In a 5-4 ruling in Husted v. APRI, the U.S. Supreme Court upheld an Ohio voter purge practice that removes infrequent voters from the registration rolls. The decision creates a danger that other states will pursue extreme purging practices to disenfranchise millions of eligible voters across the country.
In APRI, Ohio asked the Supreme Court to overturn a federal appeals court decision that found an Ohio practice of targeting registrants who have not voted in a two-year period for removal from the voter rolls — when there is no evidence that the voter has become ineligible — violates a federal law known as the National Voter Registration Act (NVRA). The Court assented to Ohio’s request, holding that the state’s process does not violate the NVRA’s prohibition on using non-voting as a basis for canceling registrations because, although the state indeed targets eligible voters who have not voted recently, the non-voting is not “the sole criterion” for removing a registrant.
In 2015 alone, hundreds of thousands of infrequent voters were purged from Ohio’s voter rolls. Over 40,600 registrants in the state’s largest county, Cuyahoga, were removed under the process allowed by the Supreme Court today. The majority of these registrants lived in low-income communities and communities of color.

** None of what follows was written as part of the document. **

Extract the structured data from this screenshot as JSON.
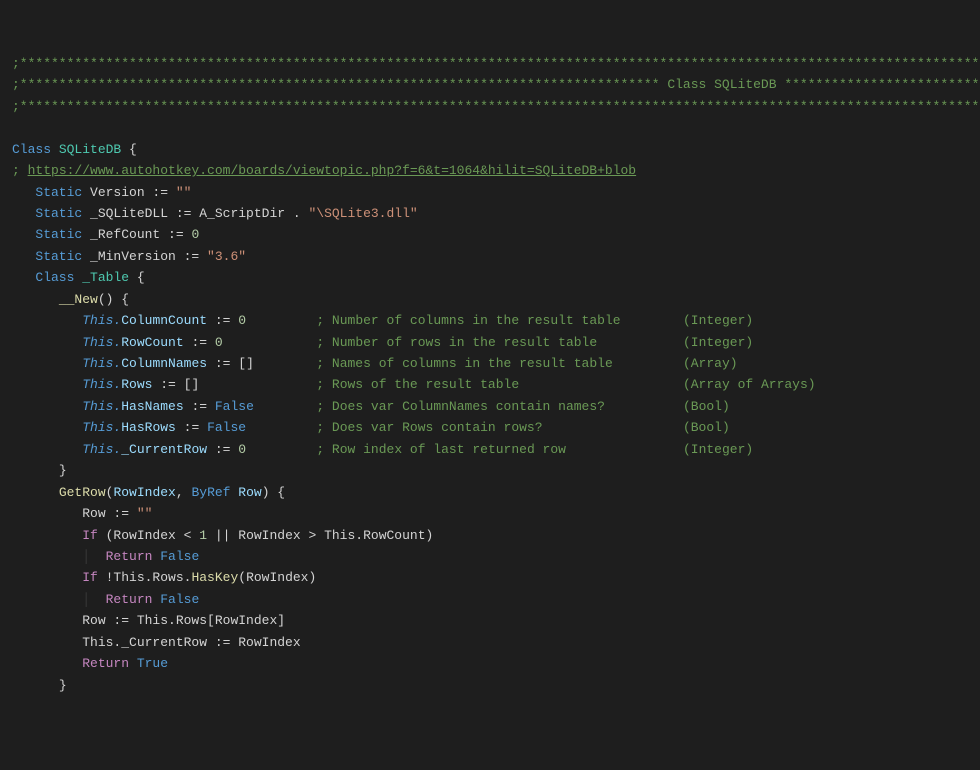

Our democracy weakens when states are permitted to take actions that discourage voter participation. By constructing obstacles that make voting more difficult, Ohio is sending the wrong message to its citizens.
CLC filed a friend-of-the-court brief in the case. CLC's Vice President of Litigation and Strategy Paul Smith argued the case before the U.S. Supreme Court.